Anthony Williams had arguably the busiest week of anyone. He was a bit late for the Next Great City forum on Tuesday because he had to, ya know, work in Harrisburg at his day job and do the state budget thing all day. He performed well during the debate, was pretty animated and had clear stances on everything thrown at him. But probably more importantly for Williams: This week he unveiled of his education plan. More on that later. One of his staffers wrote up a piece this week for Technically Philly about how the candidate would use open data in City Hall. And he also got his long profile in The Inquirer — a piece that tried to dispel ideas that Williams is a one-trick (pro-charter) pony.
The Next Great City debate on Tuesday had city political wonks chatting, and it’s a good thing these events don’t name a winner — no one really pulled ahead or fell behind. We learned about each candidates’ plans for conservation, affordable housing and biking. We also learned some random facts about them (Kenney reads poetry? Oliver had two hip replacements?) and which mayor they admire the most. Here’s a recap of the event.

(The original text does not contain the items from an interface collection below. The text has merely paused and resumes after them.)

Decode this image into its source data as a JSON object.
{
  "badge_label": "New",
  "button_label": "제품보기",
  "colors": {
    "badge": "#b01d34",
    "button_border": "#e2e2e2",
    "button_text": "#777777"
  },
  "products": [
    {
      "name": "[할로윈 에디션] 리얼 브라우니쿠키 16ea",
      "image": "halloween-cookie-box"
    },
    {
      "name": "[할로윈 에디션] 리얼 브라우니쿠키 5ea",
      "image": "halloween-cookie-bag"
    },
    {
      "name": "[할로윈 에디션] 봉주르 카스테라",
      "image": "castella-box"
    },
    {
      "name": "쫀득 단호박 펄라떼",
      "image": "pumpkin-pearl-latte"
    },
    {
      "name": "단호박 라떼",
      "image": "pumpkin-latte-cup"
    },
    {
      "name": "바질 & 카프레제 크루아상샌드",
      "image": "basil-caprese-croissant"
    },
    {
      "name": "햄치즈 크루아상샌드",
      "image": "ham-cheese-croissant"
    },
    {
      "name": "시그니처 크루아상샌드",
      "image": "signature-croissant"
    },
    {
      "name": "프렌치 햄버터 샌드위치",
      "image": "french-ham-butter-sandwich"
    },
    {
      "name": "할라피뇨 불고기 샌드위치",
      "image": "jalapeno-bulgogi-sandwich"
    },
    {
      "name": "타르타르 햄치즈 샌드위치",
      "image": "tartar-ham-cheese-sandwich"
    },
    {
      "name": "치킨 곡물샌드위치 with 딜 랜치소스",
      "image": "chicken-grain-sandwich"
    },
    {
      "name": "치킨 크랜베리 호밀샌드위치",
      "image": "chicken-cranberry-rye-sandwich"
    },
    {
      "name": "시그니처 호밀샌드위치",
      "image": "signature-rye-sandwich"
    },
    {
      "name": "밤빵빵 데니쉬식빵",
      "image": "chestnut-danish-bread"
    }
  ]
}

This is a photo of mayoral candidate Jim Kenney dressed as Cat in the Hat:
— NinetyNine (@MayorNinetyNine) March 2, 2015
Annnnd meet Bendy Kenney

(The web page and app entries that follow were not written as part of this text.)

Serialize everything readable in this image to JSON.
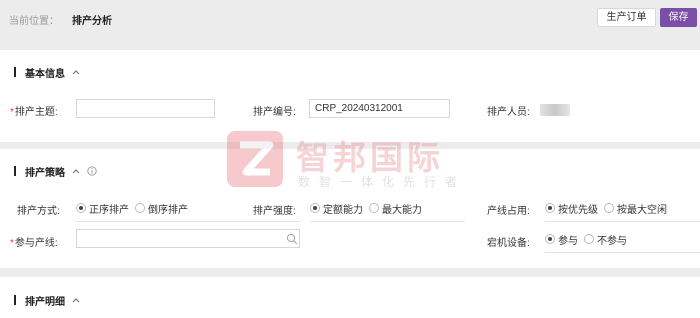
{
  "header": {
    "location_label": "当前位置：",
    "location_value": "排产分析",
    "produce_order_label": "生产订单",
    "save_label": "保存"
  },
  "basic_info": {
    "title": "基本信息",
    "subject_label": "排产主题:",
    "subject_value": "",
    "code_label": "排产编号:",
    "code_value": "CRP_20240312001",
    "person_label": "排产人员:"
  },
  "strategy": {
    "title": "排产策略",
    "method_label": "排产方式:",
    "method_options": [
      "正序排产",
      "倒序排产"
    ],
    "method_selected": 0,
    "intensity_label": "排产强度:",
    "intensity_options": [
      "定额能力",
      "最大能力"
    ],
    "intensity_selected": 0,
    "occupancy_label": "产线占用:",
    "occupancy_options": [
      "按优先级",
      "按最大空闲"
    ],
    "occupancy_selected": 0,
    "line_label": "参与产线:",
    "line_value": "",
    "downtime_label": "宕机设备:",
    "downtime_options": [
      "参与",
      "不参与"
    ],
    "downtime_selected": 0
  },
  "detail": {
    "title": "排产明细"
  },
  "watermark": {
    "name": "智邦国际",
    "slogan": "数智一体化先行者"
  },
  "colors": {
    "accent": "#7b4fa8",
    "required": "#e0433a",
    "watermark": "#e8727b"
  }
}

— Lauren Hitt (@LaurHitt) March 4, 2015
Who messed up
Not showing up for a mayoral forum is bad look. Ahem, Milton.
What people are pissed about
Anthony Williams has been knocked many a time for 1. his support of charter schools and 2. his lack of a real education plan. No one can claim he doesn’t have a plan anymore, because this week he unveiled his way of bringing in an additional $200 million to the school system in a year by supporting a bill that would increase the city’s property tax allocation. But Williams is still drawing frontrunner fire — obviously critics hated his plan, saying the change would take needed cash away from other city services.
And coming off of the Tony-Williams-education debacle, Jim Kenney came out strong against against the plan with the week’s best insult:
“Once again, Tony Williams’ education proposals are more concerned with appeasing the pro-voucher, Main Line billionaires who fund his campaign than with helping our public school students and teachers.” Ouch.
Lynne Abraham vs. the plastic bag lobby! At this week’s debate, Abraham said she’d legislate a small fee for plastic bag use at stores that’d hopefully force people to use reusable bags. When asked how she would go up against the retail lobby, she replied, “I’ll take on anybody, what difference does it make?”
The millennial vote really *could* actually matter… if millennials voted. In this Inquirer piece, reporter Chris Brennan looks at the voting bloc and how leaders and candidates are trying to appeal to them. Speaking of millennials: my Billy Penn colleague Mark Dent talked this week to Young Involved Philadelphia President Nick Marzano about candidates appealing to young voters and how YIP will get out the vote. Check that out here.
Daily News cartoonist Signe Wilkinson sketched the mayoral candidates during their appearance at the Next Great City forum on Tuesday. Come for the cool sketches, stay for the references to Lynne Abraham’s Winston Churchillian chin.